## Work to be completed
Run through the data and copy out every line that mentions the word "KernelElf".
*** Opening of Material shown ***
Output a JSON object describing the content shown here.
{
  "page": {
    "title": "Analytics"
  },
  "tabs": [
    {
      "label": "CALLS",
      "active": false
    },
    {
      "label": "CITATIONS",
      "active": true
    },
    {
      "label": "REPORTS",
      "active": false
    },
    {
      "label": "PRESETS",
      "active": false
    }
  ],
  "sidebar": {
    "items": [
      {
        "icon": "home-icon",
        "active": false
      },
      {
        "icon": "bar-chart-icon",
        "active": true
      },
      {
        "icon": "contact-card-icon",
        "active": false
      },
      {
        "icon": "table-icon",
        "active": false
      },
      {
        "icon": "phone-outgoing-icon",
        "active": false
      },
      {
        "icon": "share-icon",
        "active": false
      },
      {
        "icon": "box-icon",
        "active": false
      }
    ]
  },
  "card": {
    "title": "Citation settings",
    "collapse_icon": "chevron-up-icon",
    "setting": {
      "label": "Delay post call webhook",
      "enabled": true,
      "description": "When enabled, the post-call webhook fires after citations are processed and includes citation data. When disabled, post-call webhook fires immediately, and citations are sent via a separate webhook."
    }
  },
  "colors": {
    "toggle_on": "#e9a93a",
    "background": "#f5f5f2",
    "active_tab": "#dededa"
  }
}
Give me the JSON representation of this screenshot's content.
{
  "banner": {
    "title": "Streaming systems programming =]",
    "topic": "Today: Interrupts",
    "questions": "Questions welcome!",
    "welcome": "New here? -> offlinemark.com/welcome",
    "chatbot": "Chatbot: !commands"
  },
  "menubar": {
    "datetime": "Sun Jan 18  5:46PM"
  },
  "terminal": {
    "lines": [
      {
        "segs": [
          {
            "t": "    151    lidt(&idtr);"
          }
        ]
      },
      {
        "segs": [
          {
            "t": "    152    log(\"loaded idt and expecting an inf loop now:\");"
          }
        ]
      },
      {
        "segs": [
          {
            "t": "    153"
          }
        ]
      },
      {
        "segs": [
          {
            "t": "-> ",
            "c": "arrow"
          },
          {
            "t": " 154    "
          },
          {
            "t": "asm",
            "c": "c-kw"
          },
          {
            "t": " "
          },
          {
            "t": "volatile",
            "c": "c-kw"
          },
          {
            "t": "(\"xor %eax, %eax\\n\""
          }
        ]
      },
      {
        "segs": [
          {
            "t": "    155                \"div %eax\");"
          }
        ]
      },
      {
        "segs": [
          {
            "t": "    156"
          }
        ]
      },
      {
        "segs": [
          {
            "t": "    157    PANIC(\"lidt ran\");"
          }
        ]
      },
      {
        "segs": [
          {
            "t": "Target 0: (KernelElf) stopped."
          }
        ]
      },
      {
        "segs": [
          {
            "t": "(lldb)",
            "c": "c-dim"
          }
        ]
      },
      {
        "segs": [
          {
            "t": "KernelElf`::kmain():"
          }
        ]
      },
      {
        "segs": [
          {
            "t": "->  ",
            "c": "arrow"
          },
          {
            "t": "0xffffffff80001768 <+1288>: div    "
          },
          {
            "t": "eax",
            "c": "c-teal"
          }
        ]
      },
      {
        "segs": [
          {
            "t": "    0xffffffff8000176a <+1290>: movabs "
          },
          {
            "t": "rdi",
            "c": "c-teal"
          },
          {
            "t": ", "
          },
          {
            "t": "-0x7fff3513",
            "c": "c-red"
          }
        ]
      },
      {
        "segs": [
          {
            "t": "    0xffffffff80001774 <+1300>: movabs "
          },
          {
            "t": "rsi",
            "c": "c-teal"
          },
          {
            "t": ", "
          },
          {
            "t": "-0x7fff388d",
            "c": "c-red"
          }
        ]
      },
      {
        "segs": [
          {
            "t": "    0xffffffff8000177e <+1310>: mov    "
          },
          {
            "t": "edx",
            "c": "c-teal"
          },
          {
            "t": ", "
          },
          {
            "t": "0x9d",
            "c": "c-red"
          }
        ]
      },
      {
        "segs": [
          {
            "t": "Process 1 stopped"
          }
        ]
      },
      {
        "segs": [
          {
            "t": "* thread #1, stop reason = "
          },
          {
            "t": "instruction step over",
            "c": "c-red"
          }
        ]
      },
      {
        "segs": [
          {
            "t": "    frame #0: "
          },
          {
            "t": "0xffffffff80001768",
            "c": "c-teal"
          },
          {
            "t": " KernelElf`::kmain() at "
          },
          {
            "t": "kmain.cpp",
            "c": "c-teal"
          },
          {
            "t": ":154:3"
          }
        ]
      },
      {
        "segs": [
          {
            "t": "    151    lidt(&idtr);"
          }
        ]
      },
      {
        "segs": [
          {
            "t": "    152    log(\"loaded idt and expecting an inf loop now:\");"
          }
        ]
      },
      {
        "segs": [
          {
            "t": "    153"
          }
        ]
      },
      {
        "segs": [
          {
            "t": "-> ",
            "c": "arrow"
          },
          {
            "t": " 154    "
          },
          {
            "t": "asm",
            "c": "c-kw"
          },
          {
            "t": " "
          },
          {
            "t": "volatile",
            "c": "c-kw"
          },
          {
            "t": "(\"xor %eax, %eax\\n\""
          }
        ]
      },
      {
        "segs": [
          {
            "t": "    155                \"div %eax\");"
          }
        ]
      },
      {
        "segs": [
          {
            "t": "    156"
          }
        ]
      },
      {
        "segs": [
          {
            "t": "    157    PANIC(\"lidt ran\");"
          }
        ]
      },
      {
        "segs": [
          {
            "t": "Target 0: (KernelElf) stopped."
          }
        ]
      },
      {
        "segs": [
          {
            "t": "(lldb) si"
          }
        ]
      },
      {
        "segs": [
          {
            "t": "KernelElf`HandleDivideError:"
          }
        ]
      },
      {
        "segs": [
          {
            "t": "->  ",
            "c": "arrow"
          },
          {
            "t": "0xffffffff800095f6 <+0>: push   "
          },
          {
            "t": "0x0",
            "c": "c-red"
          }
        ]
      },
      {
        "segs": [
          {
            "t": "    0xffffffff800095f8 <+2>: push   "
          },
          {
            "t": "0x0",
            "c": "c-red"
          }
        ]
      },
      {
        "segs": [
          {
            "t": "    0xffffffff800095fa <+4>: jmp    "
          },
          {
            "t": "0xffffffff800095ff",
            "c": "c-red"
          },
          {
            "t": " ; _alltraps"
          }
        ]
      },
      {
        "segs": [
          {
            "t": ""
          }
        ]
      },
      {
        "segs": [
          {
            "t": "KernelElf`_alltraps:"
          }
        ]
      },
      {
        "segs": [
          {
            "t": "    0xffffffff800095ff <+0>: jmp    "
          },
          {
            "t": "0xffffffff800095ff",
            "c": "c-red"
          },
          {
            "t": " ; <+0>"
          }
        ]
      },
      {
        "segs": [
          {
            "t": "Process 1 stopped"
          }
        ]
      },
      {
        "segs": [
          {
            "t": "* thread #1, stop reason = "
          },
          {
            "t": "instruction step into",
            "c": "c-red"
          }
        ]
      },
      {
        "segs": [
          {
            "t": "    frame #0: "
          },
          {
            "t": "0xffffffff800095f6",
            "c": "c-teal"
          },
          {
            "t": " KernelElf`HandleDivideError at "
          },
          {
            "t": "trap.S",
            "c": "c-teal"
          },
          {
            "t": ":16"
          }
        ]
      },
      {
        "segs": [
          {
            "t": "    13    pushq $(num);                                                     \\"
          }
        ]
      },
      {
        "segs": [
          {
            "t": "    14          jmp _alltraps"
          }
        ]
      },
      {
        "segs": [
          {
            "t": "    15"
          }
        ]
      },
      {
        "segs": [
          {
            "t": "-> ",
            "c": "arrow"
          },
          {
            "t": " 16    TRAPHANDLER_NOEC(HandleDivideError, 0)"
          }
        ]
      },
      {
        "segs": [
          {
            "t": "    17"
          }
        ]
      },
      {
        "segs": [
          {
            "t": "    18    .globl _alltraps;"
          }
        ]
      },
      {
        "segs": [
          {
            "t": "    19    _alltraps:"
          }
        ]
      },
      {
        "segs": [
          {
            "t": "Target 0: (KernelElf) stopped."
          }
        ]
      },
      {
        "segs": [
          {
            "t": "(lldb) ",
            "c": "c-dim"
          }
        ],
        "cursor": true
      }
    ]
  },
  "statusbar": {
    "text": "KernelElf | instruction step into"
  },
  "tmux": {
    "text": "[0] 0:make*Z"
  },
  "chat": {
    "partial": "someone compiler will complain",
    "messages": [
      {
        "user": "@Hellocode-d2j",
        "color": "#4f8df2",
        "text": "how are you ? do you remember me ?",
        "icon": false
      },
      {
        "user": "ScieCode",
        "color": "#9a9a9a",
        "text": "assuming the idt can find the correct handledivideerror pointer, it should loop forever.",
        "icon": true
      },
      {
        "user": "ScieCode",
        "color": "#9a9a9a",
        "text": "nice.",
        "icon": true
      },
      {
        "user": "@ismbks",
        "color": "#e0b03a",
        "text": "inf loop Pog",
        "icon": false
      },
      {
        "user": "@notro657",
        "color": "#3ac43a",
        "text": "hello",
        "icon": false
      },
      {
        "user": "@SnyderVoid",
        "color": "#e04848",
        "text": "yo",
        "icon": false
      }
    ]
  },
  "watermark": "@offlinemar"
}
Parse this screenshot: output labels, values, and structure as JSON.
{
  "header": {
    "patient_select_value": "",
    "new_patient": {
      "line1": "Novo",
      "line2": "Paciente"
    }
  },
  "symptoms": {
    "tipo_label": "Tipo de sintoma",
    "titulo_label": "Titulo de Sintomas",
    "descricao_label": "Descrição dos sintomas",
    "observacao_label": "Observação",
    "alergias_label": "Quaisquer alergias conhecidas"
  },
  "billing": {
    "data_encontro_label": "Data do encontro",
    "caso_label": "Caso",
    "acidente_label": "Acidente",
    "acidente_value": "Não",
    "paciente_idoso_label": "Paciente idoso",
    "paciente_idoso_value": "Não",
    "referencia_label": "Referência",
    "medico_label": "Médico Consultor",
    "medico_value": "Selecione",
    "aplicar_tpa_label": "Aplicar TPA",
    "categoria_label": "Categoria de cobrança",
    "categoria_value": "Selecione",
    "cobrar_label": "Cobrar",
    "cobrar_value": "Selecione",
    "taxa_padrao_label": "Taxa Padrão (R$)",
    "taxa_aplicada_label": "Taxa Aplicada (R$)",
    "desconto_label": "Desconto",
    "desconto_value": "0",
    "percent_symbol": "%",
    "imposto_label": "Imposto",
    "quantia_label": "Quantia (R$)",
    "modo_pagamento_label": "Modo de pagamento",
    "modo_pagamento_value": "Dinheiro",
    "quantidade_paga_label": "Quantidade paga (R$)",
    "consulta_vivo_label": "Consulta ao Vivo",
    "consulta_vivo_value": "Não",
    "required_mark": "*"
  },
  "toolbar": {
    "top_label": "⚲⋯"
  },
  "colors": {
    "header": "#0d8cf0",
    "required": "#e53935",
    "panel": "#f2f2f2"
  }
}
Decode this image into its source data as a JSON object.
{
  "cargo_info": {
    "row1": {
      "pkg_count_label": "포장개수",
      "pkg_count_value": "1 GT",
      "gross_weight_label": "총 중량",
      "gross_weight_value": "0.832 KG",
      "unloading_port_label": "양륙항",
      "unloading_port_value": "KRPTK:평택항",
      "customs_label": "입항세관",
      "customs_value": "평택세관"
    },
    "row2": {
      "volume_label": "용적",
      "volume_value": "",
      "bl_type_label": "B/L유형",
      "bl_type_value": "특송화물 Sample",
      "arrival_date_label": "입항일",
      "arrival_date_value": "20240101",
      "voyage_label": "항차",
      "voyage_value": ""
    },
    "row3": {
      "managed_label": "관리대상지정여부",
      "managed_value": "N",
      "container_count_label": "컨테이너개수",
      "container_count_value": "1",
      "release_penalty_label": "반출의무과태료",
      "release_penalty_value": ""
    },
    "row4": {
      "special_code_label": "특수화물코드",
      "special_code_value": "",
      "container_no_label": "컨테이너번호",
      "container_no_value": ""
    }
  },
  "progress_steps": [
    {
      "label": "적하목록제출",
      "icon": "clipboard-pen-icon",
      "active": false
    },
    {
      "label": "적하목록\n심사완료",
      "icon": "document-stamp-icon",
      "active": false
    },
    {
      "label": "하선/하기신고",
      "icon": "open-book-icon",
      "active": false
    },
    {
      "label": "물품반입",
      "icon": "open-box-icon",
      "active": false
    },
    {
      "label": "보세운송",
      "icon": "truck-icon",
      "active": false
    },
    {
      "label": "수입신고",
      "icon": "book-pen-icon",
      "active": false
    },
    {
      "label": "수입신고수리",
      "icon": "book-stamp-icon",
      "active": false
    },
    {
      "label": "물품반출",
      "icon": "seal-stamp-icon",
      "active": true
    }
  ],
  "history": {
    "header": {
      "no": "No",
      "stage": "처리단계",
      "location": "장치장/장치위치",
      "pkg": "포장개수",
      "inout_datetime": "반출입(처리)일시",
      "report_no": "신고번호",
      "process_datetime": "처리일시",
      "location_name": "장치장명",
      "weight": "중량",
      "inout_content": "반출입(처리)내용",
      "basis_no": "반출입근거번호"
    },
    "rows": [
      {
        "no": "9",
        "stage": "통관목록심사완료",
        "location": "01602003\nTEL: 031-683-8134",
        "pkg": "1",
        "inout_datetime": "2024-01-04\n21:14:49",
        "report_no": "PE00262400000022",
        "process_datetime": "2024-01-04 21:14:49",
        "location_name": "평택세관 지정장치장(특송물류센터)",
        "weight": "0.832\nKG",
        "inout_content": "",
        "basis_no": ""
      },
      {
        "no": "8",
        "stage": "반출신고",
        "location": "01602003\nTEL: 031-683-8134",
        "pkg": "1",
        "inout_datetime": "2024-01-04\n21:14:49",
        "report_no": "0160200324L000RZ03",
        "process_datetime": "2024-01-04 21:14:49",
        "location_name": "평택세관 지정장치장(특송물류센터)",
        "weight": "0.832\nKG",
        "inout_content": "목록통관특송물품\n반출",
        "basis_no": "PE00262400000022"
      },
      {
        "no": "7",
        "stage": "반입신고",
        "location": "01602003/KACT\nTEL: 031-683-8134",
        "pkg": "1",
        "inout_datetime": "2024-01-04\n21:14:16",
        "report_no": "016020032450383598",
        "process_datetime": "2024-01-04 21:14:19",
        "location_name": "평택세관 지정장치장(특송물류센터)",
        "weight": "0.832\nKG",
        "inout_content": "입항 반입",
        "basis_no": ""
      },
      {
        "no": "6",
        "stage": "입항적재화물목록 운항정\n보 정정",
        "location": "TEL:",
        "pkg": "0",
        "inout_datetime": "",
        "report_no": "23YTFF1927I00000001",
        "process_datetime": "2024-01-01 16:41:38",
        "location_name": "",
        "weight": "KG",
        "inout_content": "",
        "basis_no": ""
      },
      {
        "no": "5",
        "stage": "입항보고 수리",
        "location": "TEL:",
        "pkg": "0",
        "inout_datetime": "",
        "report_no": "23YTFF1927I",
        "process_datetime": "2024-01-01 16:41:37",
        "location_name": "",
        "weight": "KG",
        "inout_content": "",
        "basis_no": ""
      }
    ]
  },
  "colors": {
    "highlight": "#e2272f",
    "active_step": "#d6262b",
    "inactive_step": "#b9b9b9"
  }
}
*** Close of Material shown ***
## Written reply
            "t": "Target 0: (KernelElf) stopped."
            "t": "KernelElf`::kmain():"
            "t": " KernelElf`::kmain() at "
            "t": "Target 0: (KernelElf) stopped."
            "t": "KernelElf`HandleDivideError:"
            "t": "KernelElf`_alltraps:"
            "t": " KernelElf`HandleDivideError at "
            "t": "Target 0: (KernelElf) stopped."
    "text": "KernelElf | instruction step into"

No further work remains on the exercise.